Admission is free.
Staged at The Playhouse in Freedom Park, on Cardinal Avenue between Second and Third Streets, the program will feature impersonations of people who were first in their fields and other categories in a Kentucky Black History on Parade.
Area students will personify Kentucky Sen. Georgia Davis Powers, Pulitzer Prize winning photographer Moneta Sleet, Brown-Forman chemist Elmer Lucille Allen, civic leader Mae Street Kidd, opera star Todd Duncan, Girl Scout leader Murray Atkins Walls, Mammoth Cave explorer Stephen Bishop, Appalachian poet Effie Waller Smith and Mother of the Year Emma C. Clement, among others.
The African American Theatre Program (AATP) in the Theatre Arts Department and the Office of Business Affairs sponsor the program.
I encourage parents to bring their children to learn this positive history of how these pioneers endured hardships to help others, said Deana Thomas, director of the AATP program. Just as King served as a great example of giving, these heroes make us proud of their service and our heritage.
Also on the program will be the presentation of the first M.L. King Service Award for individuals who serve others beyond the call of duty. Conferred posthumously to Thomas Smith, who worked many years in UofL’s Physical Plant Department, the award will be given annually.
Thomas said that Smith was always a ready volunteer. Among his actions, he helped make it safe for theater students to reach rehearsals during last year’s ice storm.

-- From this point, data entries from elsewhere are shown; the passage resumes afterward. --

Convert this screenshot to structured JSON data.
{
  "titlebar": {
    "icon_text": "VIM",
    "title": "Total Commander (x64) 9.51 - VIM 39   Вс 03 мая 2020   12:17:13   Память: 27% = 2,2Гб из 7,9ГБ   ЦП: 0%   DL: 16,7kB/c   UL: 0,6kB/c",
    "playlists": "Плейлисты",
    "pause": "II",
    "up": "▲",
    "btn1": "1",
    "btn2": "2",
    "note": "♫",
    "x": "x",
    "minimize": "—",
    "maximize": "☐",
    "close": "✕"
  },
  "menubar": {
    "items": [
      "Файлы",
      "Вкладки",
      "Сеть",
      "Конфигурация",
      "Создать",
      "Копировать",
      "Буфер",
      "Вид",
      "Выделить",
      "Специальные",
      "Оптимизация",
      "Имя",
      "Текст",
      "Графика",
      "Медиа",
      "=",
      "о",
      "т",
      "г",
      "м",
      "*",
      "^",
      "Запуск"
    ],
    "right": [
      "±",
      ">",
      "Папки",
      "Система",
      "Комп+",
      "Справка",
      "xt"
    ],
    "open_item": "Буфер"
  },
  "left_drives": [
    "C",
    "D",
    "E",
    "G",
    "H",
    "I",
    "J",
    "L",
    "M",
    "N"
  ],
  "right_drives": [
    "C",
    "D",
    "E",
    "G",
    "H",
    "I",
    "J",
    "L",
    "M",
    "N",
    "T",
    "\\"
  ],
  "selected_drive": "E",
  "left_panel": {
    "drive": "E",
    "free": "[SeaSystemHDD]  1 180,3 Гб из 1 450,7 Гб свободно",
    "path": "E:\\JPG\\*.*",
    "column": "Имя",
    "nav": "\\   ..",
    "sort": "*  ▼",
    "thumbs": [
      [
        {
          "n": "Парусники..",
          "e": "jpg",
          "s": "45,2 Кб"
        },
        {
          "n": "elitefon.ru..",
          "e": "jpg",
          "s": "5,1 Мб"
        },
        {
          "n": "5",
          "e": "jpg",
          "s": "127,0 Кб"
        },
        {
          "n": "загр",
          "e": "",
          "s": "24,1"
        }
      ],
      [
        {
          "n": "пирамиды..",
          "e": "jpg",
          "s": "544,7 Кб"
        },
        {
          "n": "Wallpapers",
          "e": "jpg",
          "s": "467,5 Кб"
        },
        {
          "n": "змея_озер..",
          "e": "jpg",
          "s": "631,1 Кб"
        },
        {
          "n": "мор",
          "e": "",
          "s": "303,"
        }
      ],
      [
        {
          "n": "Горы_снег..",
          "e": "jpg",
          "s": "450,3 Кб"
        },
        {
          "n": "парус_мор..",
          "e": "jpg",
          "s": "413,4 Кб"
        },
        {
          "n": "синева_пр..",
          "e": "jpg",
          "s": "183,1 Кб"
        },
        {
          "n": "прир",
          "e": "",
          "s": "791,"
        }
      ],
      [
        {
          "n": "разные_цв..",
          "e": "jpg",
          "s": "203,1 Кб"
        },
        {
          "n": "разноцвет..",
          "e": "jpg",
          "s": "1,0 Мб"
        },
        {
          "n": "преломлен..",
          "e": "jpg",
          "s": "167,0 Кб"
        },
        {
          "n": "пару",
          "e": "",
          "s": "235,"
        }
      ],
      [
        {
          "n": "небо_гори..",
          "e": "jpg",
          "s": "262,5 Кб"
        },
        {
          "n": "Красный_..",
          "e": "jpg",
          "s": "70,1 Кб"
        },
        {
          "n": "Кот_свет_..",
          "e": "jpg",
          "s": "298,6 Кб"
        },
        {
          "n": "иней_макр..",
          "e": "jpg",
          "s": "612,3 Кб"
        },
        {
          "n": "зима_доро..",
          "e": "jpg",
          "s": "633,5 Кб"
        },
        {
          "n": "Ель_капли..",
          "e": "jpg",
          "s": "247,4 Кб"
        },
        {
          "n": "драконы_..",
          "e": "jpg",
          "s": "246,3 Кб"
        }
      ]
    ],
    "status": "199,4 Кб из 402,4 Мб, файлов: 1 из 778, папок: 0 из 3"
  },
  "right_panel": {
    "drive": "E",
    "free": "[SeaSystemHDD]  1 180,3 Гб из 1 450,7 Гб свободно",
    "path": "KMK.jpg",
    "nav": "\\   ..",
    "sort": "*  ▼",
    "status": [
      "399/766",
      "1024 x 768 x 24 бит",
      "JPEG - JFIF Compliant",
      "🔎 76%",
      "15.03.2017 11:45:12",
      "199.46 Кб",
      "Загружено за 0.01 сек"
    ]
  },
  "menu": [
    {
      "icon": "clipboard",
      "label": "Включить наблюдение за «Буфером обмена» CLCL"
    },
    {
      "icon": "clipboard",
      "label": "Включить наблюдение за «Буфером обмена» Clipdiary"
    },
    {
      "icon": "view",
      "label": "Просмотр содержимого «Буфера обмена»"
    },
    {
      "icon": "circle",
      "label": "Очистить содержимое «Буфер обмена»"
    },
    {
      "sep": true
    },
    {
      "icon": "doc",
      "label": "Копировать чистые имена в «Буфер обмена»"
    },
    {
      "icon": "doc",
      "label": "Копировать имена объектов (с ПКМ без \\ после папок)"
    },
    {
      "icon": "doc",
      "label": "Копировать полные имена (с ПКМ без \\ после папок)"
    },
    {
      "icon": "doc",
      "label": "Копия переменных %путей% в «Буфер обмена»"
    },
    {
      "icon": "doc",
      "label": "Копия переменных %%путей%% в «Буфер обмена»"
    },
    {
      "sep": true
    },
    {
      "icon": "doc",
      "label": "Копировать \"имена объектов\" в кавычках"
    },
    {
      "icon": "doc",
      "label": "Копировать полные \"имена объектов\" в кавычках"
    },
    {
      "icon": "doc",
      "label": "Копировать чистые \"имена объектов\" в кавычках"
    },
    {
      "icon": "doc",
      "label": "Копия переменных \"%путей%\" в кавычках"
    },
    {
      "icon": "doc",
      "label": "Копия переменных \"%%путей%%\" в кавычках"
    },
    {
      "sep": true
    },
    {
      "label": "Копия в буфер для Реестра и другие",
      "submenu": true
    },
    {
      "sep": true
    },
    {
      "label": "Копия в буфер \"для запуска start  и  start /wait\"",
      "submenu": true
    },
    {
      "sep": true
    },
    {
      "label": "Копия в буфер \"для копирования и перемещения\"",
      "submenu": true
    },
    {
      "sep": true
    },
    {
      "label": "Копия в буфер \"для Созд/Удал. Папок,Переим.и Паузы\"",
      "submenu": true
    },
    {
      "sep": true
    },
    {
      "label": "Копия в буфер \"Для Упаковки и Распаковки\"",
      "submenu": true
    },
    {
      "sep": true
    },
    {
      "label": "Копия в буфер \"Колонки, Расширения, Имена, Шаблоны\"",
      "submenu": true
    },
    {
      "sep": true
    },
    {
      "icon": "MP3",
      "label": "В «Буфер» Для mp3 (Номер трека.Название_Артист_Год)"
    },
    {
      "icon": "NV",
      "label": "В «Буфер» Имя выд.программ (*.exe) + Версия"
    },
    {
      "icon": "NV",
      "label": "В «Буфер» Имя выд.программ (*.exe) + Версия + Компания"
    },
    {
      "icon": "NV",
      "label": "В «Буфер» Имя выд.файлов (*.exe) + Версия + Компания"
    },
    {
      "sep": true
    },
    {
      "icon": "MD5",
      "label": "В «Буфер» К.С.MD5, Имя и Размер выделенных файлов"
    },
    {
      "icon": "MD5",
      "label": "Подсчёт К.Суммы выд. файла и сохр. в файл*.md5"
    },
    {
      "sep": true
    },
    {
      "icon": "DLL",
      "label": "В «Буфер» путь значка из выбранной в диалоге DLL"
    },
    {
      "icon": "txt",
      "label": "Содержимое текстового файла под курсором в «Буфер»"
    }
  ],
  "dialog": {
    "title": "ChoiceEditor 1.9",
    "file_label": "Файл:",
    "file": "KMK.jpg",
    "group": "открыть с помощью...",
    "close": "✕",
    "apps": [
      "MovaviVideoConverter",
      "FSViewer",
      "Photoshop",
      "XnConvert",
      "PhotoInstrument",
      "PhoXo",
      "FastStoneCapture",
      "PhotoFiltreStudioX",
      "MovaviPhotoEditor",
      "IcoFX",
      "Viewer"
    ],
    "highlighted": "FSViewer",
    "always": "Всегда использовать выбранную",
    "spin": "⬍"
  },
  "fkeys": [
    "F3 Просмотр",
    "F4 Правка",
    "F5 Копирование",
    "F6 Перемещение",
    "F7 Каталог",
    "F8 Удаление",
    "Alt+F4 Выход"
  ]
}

Larry Owsley, vice president of Business Affairs, will present a history of Freedom Park and an update on its development. There also will be music with Troy Bell and the SOS singers, dancing and light refreshments.